_Records for the task_:

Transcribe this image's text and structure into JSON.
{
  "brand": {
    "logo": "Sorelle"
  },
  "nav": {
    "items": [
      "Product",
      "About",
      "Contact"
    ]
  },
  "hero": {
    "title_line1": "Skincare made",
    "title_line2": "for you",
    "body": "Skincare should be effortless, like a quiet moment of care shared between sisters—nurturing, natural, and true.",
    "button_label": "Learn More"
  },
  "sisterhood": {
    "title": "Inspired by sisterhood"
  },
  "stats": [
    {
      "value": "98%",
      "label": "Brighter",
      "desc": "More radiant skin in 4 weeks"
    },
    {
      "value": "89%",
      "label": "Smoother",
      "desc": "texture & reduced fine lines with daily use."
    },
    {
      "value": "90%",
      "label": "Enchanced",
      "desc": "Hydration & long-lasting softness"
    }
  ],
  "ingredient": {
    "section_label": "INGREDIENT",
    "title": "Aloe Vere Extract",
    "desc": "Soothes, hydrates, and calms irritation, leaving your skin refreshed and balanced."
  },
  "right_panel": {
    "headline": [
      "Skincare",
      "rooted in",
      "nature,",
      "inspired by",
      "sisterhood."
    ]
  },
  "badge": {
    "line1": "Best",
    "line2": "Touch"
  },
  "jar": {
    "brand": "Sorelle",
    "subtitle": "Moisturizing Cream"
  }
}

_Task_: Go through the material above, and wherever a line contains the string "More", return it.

_Task result_:
    "button_label": "Learn More"
      "desc": "More radiant skin in 4 weeks"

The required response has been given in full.